As part of the bill, the price of an education will cost more for students who take out federal student loans. The measure includes a provision that scraps so-called subsidized student loans for graduate students. Currently, students do not have to pay interest on the principal of their loans until six months after they graduate and qualify for credit if they make their payments on time. Under the agreement, students will start accruing the interest rate payments (currently 6.8%) while still in school, but won't have to start making payments on the interest or principal until after they graduate. But, if they wait to pay it back, they could conceivably owe interest on the interest.
According to the Congressional Budget Office, the move will add more than $21 billion to government coffers over the next decade.
Part of the money from the cut will be used to help maintain the availability of Pell Grants. More than 8 million students qualify for the needs-based grants every year.
Some take issue with the Pell Grant program because they are only available to undergraduate students and max out at just $5,550 per year. For students at the University of Washington, that falls short of the average yearly tuition of $9,764. Graduate students at the UW will pay more than $12,000 in tuition in the coming school year.

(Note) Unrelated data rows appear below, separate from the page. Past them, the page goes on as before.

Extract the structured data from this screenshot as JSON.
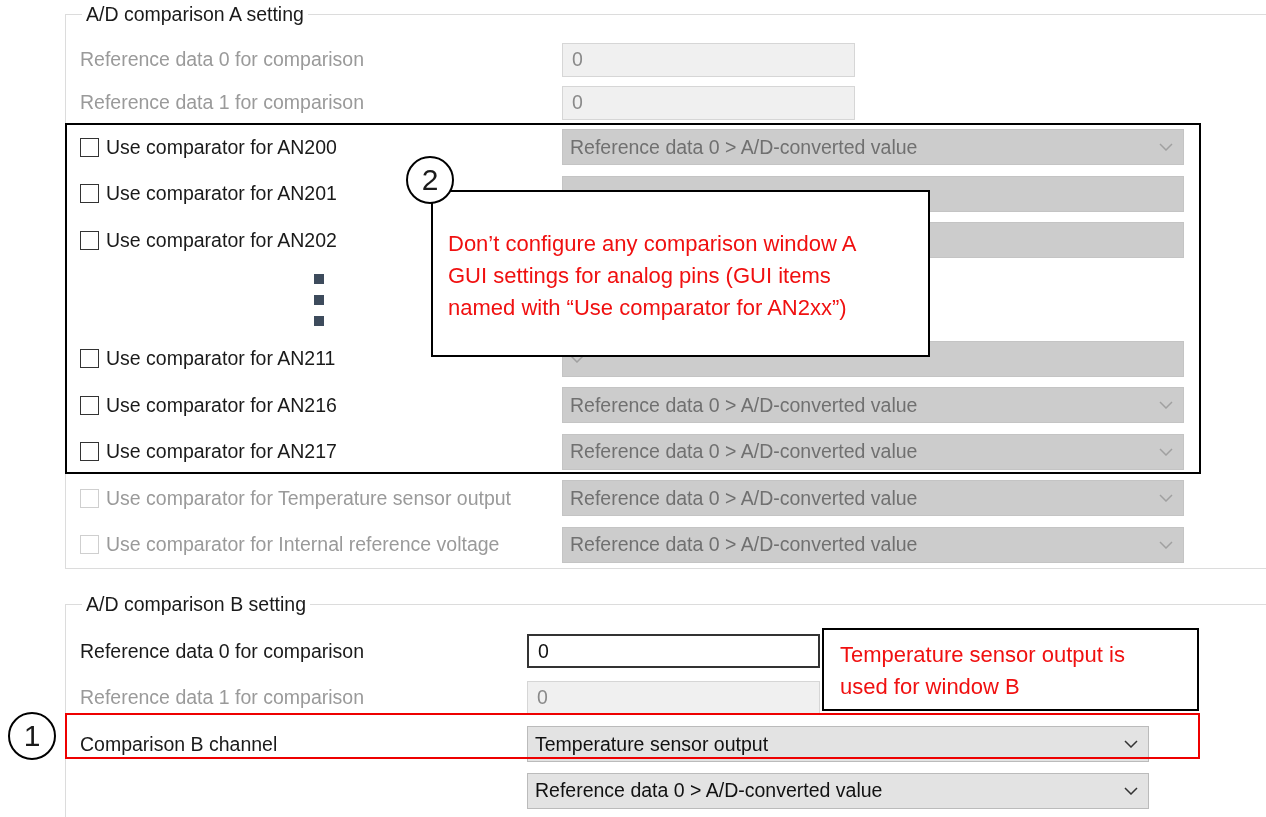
{
  "group_a": {
    "title": "A/D comparison A setting",
    "rows": [
      {
        "kind": "field",
        "label": "Reference data 0 for comparison",
        "value": "0",
        "disabled": true
      },
      {
        "kind": "field",
        "label": "Reference data 1 for comparison",
        "value": "0",
        "disabled": true
      },
      {
        "kind": "checkbox",
        "label": "Use comparator for AN200",
        "checked": false,
        "disabled": false,
        "select": {
          "value": "Reference data 0 > A/D-converted value",
          "disabled": true
        }
      },
      {
        "kind": "checkbox",
        "label": "Use comparator for AN201",
        "checked": false,
        "disabled": false,
        "select": {
          "disabled": true
        }
      },
      {
        "kind": "checkbox",
        "label": "Use comparator for AN202",
        "checked": false,
        "disabled": false,
        "select": {
          "disabled": true
        }
      },
      {
        "kind": "ellipsis"
      },
      {
        "kind": "checkbox",
        "label": "Use comparator for AN211",
        "checked": false,
        "disabled": false,
        "select": {
          "disabled": true
        }
      },
      {
        "kind": "checkbox",
        "label": "Use comparator for AN216",
        "checked": false,
        "disabled": false,
        "select": {
          "value": "Reference data 0 > A/D-converted value",
          "disabled": true
        }
      },
      {
        "kind": "checkbox",
        "label": "Use comparator for AN217",
        "checked": false,
        "disabled": false,
        "select": {
          "value": "Reference data 0 > A/D-converted value",
          "disabled": true
        }
      },
      {
        "kind": "checkbox",
        "label": "Use comparator for Temperature sensor output",
        "checked": false,
        "disabled": true,
        "select": {
          "value": "Reference data 0 > A/D-converted value",
          "disabled": true
        }
      },
      {
        "kind": "checkbox",
        "label": "Use comparator for Internal reference voltage",
        "checked": false,
        "disabled": true,
        "select": {
          "value": "Reference data 0 > A/D-converted value",
          "disabled": true
        }
      }
    ]
  },
  "group_b": {
    "title": "A/D comparison B setting",
    "rows": [
      {
        "kind": "field",
        "label": "Reference data 0 for comparison",
        "value": "0",
        "disabled": false
      },
      {
        "kind": "field",
        "label": "Reference data 1 for comparison",
        "value": "0",
        "disabled": true
      },
      {
        "kind": "select",
        "label": "Comparison B channel",
        "select": {
          "value": "Temperature sensor output",
          "disabled": false
        }
      },
      {
        "kind": "select",
        "select": {
          "value": "Reference data 0 > A/D-converted value",
          "disabled": false
        }
      }
    ]
  },
  "markers": [
    {
      "number": "2"
    },
    {
      "number": "1"
    }
  ],
  "notes": [
    {
      "text": "Don’t configure any comparison window A GUI settings for analog pins (GUI items named with “Use comparator for AN2xx”)"
    },
    {
      "text": "Temperature sensor output is used for window B"
    }
  ]
}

As Reuters points out, graduate students can currently borrow just over $20,000 per year from the Stafford Loan program. Under the debt ceiling agreement, that amount will go up to make up the extra money students will have to spend once the subsidized monies dry up.
Irene Sanchez is pursuing a doctorate at the UW. She pointed out after the bill was signed that graduate students of color and working class students will be the hardest hit under the bill. Sanchez says it is especially important for under-represented and minority students to see others who look like themselves in roles that require graduate degrees - like professors, doctors and lawyers - so that they know such professions are open to them as well.
Chicanos make up only about 0.3 percent of all doctorates in the U.S.
The changes take effect July 1, 2012.